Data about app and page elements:
*** Begin section ***

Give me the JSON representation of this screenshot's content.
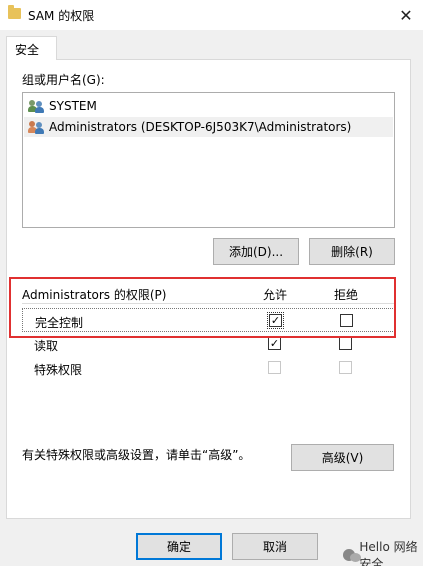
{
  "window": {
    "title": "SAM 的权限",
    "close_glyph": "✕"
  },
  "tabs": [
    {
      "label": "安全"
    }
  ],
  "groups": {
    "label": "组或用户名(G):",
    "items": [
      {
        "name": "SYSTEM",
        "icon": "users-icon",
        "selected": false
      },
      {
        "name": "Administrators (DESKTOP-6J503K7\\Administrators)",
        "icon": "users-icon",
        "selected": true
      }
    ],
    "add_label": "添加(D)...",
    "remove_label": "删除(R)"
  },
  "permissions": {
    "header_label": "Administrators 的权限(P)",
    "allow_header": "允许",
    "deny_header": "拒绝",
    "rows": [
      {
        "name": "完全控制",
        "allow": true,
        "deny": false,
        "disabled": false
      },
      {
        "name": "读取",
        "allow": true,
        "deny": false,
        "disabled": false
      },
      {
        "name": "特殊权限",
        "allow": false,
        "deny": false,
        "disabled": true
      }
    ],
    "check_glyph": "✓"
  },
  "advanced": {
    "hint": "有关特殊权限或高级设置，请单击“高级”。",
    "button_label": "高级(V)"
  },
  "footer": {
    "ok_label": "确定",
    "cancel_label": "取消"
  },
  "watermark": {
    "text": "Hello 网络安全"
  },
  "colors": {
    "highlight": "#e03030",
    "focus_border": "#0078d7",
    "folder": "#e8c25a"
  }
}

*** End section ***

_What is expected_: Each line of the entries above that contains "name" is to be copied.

_Output of the exercise_:
        "name": "SYSTEM",
        "name": "Administrators (DESKTOP-6J503K7\\Administrators)",
        "name": "完全控制",
        "name": "读取",
        "name": "特殊权限",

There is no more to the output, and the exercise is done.